---------- Records for this exercise ----------

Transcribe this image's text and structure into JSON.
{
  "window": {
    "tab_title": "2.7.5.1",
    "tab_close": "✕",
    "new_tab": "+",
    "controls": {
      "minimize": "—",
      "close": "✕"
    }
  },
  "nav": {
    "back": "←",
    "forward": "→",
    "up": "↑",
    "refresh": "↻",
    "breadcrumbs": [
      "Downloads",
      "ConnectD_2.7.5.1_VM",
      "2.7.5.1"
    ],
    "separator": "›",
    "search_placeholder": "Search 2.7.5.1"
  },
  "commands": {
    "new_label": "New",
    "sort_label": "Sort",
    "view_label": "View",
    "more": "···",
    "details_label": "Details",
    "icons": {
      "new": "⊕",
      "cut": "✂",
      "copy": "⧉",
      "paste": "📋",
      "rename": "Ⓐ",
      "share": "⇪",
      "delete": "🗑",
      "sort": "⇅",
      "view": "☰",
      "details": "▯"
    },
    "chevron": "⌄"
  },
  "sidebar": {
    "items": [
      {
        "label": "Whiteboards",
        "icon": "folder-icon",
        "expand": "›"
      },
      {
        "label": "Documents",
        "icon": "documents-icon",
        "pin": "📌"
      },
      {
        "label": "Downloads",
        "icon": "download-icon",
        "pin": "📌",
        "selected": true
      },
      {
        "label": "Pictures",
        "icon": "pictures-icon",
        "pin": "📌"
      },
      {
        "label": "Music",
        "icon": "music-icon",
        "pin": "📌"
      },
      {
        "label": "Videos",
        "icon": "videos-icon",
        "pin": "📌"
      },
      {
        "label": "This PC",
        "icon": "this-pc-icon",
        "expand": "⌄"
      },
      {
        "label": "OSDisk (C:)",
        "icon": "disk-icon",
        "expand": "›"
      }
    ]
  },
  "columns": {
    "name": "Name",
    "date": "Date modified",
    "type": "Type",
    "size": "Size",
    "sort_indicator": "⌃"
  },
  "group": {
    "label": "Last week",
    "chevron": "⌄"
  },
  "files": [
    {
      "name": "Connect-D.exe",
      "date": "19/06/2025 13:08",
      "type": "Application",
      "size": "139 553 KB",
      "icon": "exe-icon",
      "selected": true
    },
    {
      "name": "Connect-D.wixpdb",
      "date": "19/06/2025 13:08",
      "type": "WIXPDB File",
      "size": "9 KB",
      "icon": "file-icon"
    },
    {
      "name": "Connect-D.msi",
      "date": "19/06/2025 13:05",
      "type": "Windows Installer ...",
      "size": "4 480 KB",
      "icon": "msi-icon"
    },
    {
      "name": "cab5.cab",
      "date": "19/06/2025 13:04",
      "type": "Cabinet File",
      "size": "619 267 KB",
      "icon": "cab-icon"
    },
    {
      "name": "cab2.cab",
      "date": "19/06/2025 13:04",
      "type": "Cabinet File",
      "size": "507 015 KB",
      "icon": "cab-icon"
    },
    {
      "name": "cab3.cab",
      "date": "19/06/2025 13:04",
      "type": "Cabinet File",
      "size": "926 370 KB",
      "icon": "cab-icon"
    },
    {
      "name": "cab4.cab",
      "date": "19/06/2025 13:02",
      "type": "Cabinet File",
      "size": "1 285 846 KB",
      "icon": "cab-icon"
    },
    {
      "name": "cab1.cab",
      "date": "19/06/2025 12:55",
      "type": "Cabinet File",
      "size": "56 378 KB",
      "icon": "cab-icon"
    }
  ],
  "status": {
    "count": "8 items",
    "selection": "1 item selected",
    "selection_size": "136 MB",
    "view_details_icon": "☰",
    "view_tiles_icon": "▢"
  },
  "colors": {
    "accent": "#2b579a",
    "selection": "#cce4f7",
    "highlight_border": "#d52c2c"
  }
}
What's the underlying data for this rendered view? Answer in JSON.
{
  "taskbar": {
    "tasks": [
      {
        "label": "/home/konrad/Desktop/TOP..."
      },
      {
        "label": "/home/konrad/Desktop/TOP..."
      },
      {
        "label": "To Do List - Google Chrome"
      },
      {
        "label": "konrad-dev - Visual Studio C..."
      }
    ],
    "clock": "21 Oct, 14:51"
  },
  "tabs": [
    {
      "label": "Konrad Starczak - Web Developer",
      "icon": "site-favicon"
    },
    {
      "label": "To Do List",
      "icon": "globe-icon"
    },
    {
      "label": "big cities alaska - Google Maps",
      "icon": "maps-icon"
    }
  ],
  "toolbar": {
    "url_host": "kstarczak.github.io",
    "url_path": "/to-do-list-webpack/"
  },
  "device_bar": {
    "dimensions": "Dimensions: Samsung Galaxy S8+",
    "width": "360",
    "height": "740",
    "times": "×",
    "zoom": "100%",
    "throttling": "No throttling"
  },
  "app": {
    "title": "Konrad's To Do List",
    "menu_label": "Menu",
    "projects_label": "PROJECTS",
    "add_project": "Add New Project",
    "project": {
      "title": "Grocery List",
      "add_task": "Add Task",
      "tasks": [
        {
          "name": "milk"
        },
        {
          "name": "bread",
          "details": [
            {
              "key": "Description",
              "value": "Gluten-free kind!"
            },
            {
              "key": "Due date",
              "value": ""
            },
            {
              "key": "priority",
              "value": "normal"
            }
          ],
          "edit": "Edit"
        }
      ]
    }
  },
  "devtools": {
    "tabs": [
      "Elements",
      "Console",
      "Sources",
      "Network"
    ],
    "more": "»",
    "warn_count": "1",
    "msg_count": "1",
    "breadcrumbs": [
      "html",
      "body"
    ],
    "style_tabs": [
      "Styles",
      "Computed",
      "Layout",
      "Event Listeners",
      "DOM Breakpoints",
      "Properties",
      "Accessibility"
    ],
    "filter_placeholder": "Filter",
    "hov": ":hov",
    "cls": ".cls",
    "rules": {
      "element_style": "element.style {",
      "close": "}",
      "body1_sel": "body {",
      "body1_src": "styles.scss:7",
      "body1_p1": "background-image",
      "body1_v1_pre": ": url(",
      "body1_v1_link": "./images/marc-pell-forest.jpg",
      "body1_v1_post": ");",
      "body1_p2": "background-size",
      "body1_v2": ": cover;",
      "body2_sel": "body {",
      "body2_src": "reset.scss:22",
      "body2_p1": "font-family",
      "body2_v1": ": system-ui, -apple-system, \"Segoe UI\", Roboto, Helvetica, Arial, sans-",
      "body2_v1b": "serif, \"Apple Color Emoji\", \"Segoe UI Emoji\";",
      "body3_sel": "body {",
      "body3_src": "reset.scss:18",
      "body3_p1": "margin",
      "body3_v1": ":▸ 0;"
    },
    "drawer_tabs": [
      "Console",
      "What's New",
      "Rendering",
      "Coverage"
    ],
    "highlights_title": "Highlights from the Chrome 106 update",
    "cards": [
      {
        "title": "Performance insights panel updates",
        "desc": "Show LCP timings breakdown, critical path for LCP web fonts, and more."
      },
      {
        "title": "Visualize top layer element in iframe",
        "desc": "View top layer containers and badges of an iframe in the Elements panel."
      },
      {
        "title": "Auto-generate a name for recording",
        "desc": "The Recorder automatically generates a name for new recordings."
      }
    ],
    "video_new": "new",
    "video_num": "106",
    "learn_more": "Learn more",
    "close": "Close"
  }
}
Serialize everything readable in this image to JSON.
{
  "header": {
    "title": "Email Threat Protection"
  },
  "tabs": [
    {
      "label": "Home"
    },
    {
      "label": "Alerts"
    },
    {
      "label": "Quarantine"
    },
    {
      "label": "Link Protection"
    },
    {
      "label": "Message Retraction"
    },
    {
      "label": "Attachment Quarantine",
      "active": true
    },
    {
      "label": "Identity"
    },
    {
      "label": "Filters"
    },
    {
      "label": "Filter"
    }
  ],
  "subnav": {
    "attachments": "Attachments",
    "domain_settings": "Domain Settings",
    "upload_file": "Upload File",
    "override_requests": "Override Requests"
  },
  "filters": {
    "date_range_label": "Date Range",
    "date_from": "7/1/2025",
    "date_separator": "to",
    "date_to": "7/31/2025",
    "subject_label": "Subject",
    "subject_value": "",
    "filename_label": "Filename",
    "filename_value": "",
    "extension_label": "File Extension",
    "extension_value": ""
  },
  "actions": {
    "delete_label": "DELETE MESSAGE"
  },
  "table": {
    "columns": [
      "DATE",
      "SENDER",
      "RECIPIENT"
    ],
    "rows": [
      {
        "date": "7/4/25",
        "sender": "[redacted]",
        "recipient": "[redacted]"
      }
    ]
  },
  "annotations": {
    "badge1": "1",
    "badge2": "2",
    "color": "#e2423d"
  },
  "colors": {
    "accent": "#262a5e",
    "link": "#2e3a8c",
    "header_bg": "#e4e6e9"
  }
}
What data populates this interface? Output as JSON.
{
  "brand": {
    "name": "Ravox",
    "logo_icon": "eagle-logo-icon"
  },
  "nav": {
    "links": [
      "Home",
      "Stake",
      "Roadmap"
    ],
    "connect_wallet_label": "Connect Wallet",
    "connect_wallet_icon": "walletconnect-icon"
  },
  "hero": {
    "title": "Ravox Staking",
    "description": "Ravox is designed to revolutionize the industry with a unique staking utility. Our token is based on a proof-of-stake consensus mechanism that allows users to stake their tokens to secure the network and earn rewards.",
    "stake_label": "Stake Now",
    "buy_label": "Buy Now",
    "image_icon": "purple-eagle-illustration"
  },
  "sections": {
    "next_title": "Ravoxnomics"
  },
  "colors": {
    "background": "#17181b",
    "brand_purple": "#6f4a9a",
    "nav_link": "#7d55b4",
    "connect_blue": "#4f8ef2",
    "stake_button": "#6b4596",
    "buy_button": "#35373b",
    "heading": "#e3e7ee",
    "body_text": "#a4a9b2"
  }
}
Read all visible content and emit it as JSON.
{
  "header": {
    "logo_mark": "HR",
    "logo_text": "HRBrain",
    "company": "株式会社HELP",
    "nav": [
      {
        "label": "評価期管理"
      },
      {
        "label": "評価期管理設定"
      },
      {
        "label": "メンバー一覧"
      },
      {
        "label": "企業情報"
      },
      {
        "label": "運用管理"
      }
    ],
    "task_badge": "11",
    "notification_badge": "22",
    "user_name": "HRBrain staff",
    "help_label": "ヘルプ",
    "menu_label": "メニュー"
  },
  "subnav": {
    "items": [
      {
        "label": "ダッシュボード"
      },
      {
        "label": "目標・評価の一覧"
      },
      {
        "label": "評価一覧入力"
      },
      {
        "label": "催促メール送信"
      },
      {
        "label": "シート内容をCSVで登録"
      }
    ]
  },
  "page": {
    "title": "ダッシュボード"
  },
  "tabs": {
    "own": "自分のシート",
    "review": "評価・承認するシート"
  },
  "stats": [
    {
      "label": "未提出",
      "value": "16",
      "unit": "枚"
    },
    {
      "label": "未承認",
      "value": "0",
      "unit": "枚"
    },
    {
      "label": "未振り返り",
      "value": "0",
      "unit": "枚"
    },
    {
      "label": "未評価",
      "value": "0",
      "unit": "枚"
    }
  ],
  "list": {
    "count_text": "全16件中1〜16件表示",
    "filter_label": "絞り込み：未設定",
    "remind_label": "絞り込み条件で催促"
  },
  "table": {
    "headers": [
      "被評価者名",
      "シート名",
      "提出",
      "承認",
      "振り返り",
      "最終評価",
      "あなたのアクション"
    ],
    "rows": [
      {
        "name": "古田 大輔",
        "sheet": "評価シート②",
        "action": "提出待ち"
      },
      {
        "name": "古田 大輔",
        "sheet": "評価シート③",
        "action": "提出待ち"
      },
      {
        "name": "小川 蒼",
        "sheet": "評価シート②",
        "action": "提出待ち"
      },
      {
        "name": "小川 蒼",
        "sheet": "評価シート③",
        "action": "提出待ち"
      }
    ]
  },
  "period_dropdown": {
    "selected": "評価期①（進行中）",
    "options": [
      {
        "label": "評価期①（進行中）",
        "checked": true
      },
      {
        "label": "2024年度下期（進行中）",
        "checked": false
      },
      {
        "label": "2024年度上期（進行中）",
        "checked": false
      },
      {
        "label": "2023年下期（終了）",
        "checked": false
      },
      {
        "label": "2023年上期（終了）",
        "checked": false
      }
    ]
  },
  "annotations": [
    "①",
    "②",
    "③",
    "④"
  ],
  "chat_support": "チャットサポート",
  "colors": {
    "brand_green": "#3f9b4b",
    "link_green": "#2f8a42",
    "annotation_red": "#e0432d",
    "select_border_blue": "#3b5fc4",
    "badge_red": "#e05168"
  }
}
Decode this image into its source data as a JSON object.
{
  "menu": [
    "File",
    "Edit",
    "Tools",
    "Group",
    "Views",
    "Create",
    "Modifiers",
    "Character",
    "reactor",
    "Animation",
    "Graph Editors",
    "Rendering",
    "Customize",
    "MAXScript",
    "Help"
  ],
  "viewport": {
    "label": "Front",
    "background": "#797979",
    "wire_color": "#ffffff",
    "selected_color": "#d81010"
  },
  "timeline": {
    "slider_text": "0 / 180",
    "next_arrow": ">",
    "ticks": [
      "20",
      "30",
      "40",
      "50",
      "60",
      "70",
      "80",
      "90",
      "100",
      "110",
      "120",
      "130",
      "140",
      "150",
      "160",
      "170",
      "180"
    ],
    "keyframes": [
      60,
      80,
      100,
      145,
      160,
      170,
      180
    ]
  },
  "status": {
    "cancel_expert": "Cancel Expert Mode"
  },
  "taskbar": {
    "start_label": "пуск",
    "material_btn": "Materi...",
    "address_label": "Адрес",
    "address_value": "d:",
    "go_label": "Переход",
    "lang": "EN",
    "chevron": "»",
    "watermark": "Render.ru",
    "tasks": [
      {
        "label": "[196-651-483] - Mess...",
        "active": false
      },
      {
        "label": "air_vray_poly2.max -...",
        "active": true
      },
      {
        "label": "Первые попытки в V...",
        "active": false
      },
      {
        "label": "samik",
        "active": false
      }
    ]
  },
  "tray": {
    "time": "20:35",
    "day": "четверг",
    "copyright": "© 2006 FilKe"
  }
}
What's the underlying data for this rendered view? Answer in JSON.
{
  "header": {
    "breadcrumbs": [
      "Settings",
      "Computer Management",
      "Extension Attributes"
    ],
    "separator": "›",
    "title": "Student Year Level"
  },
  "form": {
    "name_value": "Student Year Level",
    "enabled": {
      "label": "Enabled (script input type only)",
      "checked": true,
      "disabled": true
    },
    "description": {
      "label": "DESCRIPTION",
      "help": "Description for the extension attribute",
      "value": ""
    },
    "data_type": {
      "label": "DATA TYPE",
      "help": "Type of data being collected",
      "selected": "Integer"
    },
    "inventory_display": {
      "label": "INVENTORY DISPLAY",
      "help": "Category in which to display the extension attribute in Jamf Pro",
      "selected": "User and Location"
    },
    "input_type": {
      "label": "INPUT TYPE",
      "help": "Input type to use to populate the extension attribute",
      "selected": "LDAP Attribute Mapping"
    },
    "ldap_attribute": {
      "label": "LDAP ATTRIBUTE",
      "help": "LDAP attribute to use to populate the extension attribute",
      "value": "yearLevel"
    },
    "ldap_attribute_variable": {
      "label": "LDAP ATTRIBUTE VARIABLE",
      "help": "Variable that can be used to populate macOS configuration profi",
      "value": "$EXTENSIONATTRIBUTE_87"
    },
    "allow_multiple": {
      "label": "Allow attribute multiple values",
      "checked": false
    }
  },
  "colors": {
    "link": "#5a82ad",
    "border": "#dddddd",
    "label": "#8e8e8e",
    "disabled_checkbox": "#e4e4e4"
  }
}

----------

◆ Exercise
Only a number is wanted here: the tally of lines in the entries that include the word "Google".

◆ Task result
2